[QODLink]
Middle East
Yemen deports foreign journalists
Security forces raid apartment in Saana and expel four reporters apparently over coverage of protests.
Last Modified: 14 Mar 2011 21:58 GMT
Protests calling for Yemen's president to step down have intensified in recent weeks [Reuters]

Yemeni security forces have raided an apartment shared by four Western journalists and deported them apparently over their coverage of growing anti-government protests in the country.

The expulsions on Monday came amid further demonstrations in the impoverished Gulf state.

Oliver Holmes, one of the journalists, said that said that one of the agents told him they were being kicked out because of their coverage of the protests.

"The situation in Yemen has got quite dire in the past three days," said Holmes, a British citizen, speaking by telephone from the airport in Qatar.

"We have all been reporting on the use of violence by the police."

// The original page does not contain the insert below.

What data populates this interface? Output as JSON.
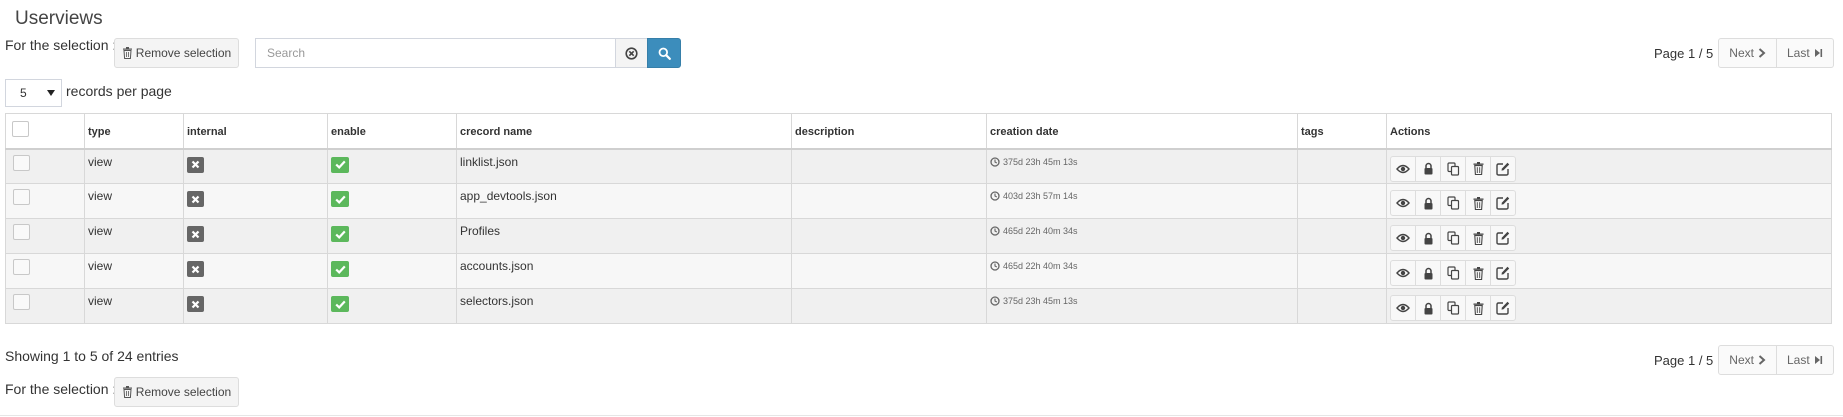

The other journalists who were deported are Haley Sweetland Edwards and Joshua Maricich, both US nationals, and Portia Walker, a British citizen.

Expulsions condemned

Reporters Without Borders condemned the move, noting that two other journalists - Patrick Symmes, a US citizen, and Marco Di Lauro, an Italian photographer - were deported on Saturday.

"The arrests and deportation of foreign journalists are a very worrying sign of nervousness on the part of the authorities," the media rights group said.

Robert Mahoney, the deputy director of the New York-based Committee to Protect Journalists (CPJ), also condemned the expulsions.

"We call on the authorities to revoke these expulsions and allow all journalists to work freely," he said.

A CPJ statement also quoted two local journalists as saying that a group of 20 people believed to be government supporters went to the Journalists Syndicate in Sanaa Monday and threatened to burn it down.

Separately on Monday, three soldiers were reported killed in the north of Yemen in al-Jawf province, which borders Saudi Arabia, Yemen's state news agency Saba said.

The army there had been deployed to check the nationwide protests demanding the resignation of Ali Abdullah Saleh, Yemen's president.

Fighting intensified after protesters stormed a municipal building. Security forces fired on them, wounding 10, but could not stop them seizing the building, a local official said.

Violent protests

An Al Jazeera journalist reported that at least five people were wounded when Yemeni security forces fired live bullets and tear gas bombs at camps of protestors who staged a sit-in in the city of Mukalla in Hadramout governorate.

In the central Maarib province, where several oil and gas fields of international companies are located, a man stabbed Naji Zayedi, the provincial governor, critically wounding him as he and police tried to break up a crowd of thousands at a sit-in.

"Members of the opposition stabbed the governor and wounded three others as security tried to stop protesters from inciting chaos," a local official was quoted by the Reuters news agency as saying.

Seven demonstrators and three soldiers have died in clashes since Saturday, raising the death toll from unrest to more than 30.

The US, which has long seen Saleh as a bulwark against al-Qaeda in Yemen, has condemned the bloodshed and backed the right for peaceful protest, but has insisted only dialogue can end the political crisis.

Source:
Al Jazeera and agencies
Topics in this article
People
Country
City
Organisation
Featured on Al Jazeera
Your chance to be an investigative journalist in Al Jazeera’s new interactive game.
An innovative rehabilitation programme offers Danish fighters in Syria an escape route and help without prosecution.
Street tension between radical Muslims and Holland's hard right rises, as Islamic State anxiety grows.
Take an immersive look at the challenges facing the war-torn country as US troops begin their withdrawal.
Featured
Private citizens take initiative to help 'irregular' migrants, accusing governments of excessive focus on security.
Indonesia's cassava plantations are being killed by mealybugs, and thousands of wasps have been released to stop them.
Violence in Ain al-Arab has prompted many Kurdish Syrians to flee to Turkey, but others are returning to battle ISIL.
Unelected representatives quietly iron out logistics of massive TPP and TTIP deals among US, Europe, and Asia-Pacific.
Led by students concerned for their future with 'nothing to lose', it remains to be seen who will blink first.